By Stephen Young
By Stephen Young
By Stephen Young
By Jim Schutze
By Rachel Watts
By Lauren Drewes Daniels
The disjointed, uninteresting, self-important program purported to give local journalists and audience members a forum to discuss the media's coverage of our post-September 11 world. Instead it gave Jennings a chance to snip at the invited audience and panel members. He quickly shooed away "moderator" Gloria Campos, whom he said was in the way of the camera. He inexplicably cut off Bob Mong Jr., president and editor of The Dallas Morning News, as Mong was trying to draw an analogy to how the paper covered a military action in Somalia years ago. "Can we deal with this crisis?" Jennings snapped. Stunned, Mong could only muster, "Well, Somalia is a great example, but OK." Finally, in a move of pure class, Jennings shushed an overeager pastor, who was identifying himself as a God-fearing red-blooded American, by asking him to "cut off the commercial." Jennings had, in a quarter-hour, made panelist and talk-show host Mark Davis seem as well-mannered as an English schoolboy.
About then, I turned to the Raiders-Chargers game. It was too painful watching the thinly disguised infomercial for Channel 8. Actually--not a good analogy. It was more like a Triple-A baseball game, heavily promoted because the parent team's star player was in town rehabbing a hammy. It was a silly, desperate act, what some in the biz call "stunting." It was bush league.
Which is, sadly, no longer surprising when it concerns Channel 8 or its parent, the Belo Corp. Like a team with an egomaniacal owner, the top-notch loyal employees at the station can only shake their heads as new inexperienced faces wander in, as they lose viewers and confidence, as management pinpricks their spirit day after day. It happens when they ask employees to forget about raises that are written into their contracts because times are tough. It happens when they ask videotape editors to please remove personal items like family photos from their spaces because they are going to be shared with other editors.
But mostly it happens when smart reporters know they are no longer able to do their jobs well because management doesn't have a commitment to quality over profit.
Don't believe me? Fine. I don't like you, either.
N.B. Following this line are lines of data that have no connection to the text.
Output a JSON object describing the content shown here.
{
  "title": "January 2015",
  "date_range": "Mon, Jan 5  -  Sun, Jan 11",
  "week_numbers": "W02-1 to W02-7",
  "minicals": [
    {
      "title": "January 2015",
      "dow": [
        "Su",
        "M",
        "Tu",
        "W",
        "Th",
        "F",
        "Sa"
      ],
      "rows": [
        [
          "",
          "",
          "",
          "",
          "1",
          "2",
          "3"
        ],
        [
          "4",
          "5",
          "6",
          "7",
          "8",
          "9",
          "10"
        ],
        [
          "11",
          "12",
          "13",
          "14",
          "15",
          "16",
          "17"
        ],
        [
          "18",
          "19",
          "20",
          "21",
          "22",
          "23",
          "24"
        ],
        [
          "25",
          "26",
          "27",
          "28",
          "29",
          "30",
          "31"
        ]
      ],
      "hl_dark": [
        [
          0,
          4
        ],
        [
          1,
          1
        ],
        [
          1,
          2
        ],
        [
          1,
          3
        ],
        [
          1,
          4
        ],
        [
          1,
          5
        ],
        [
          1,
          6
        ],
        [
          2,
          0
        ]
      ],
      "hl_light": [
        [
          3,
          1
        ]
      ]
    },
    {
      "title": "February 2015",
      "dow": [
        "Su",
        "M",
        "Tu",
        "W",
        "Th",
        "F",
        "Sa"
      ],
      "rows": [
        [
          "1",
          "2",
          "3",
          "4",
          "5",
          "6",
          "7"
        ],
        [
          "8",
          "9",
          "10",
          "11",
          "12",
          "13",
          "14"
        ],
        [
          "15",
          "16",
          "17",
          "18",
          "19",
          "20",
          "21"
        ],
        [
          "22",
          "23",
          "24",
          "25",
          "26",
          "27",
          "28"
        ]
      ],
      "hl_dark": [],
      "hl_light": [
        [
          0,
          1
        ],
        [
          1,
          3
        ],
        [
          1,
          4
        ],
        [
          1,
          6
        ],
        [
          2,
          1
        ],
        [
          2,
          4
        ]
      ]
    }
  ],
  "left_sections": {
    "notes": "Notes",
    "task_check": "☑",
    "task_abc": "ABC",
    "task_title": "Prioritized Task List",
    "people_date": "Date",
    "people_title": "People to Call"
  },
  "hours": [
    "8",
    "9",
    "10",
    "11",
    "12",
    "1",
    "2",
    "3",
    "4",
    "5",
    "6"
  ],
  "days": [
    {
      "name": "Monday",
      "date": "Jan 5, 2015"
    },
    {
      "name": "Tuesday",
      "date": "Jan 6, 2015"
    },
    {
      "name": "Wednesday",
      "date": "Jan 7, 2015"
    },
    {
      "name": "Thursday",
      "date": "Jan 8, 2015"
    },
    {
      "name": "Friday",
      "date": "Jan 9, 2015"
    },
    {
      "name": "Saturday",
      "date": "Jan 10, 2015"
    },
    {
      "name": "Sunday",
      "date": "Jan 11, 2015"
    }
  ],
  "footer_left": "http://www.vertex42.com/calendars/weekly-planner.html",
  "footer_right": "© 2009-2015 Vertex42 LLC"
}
But you don't have to take my word for it. Read instead the report issued last week by the Project for Excellence in Journalism, a journalists' group in Washington, D.C., affiliated with the renowned Columbia Graduate School of Journalism. (You can find it online at www.journalism.org.)
The annual study looked at newscasts in 14 U.S. markets during two weeks, a total of some 6,000 stories from 430 broadcasts, and found that one Dallas station was the best large-market station in its survey--not Channel 8, but KTVT-TV Channel 11, home of famed Belo refugee Tracy Rowlett and other former Channel 8 reporters.
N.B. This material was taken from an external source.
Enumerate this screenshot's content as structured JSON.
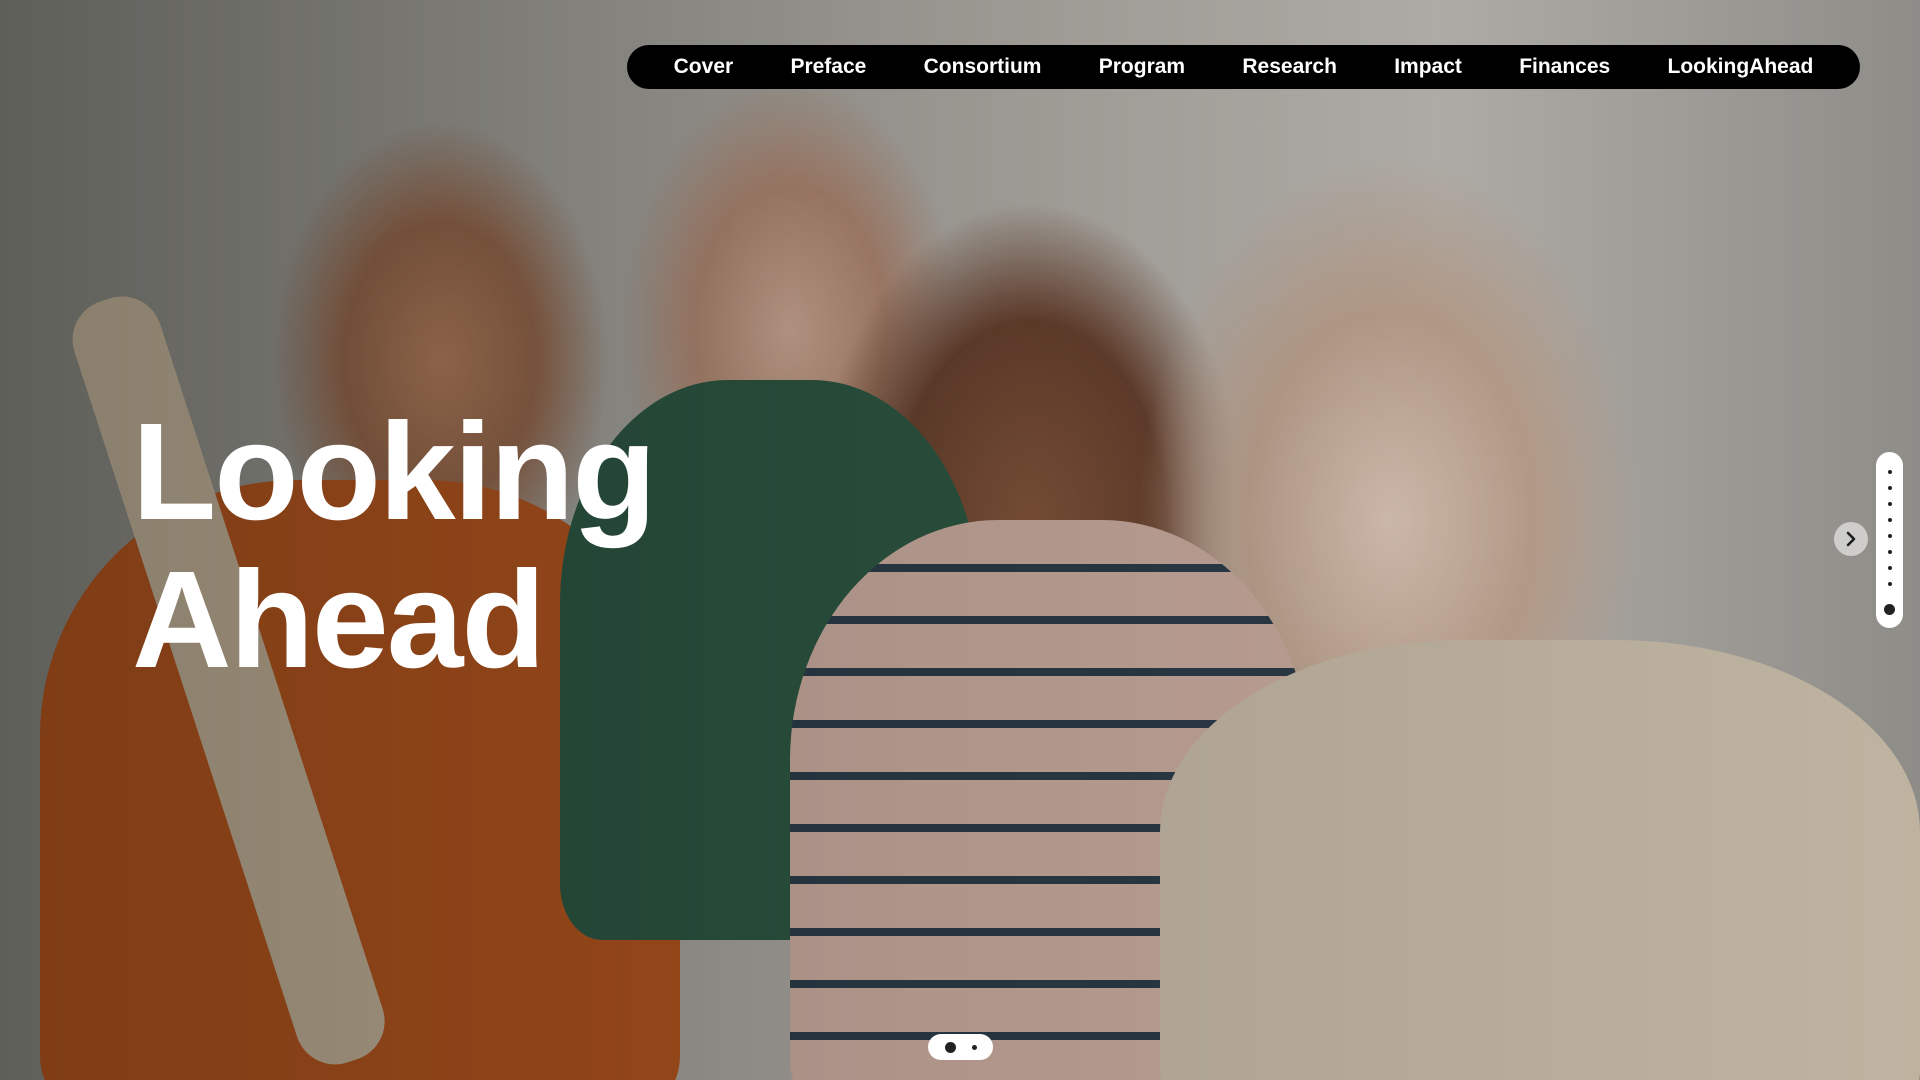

Combining scores in seven categories (stations get good marks for things like using more than one source on a story, doing more enterprising or in-depth reports, etc.), Channel 11 was the only Dallas station to warrant an A grade. Channel 8 and KDFW-TV Channel 4 received Cs, and KXAS-TV Channel 5 earned a D.
"There were some stations with great reputations, like WFAA and others, that when we actually watched them, we were shocked that the quality wasn't there," says Tom Rosenstiel, director of the Project for Excellence in Journalism. "But things change over time, new people come in...And many of these stations are responding to the budget pressures we also reported on with this study. They try to react a bit to the flashy competitor, but the most off-putting thing a quality station can do is put a big slit up its elegant dress, to try to get a little slutty. It's very alienating to people."
(Like, oh, I dunno, say, running three days of reports about how the Belo-backed CueCat is going to change the high-tech world?)
Rosenstiel also noted that during the survey's four years it has shown that earning an A is the route to not only peer credibility, but also ratings stability--and, therefore, greater profitability. "We've done 189 separate stations over four years," he says, "and the stations that earn As are the most likely to have rising ratings trends. There's not much advantage in being a B, C or D. We find that you need to be a lot better for the average viewer to be able to distinguish the difference."
That, folks at Channel 8 will tell you off the record, is what the station used to be. It's also what Channel 11 is becoming, says lead anchor and managing editor Rowlett.
"We're very pleased, of course," Rowlett says. "I've said consistently that we have to do this the right way, to make this place a 'reporter's shop,' to make a commitment above all to quality. This is recognition of that.
"Because in some markets, flash works well. Not here. It's been proven that in Dallas-Fort Worth, quality works best. Channel 8 used to know that, but a few years ago that all changed, and that commitment is not there. The people who run that station now, none of them were there when it was going up, when it made its reputation of greatness, and they don't know how it was done."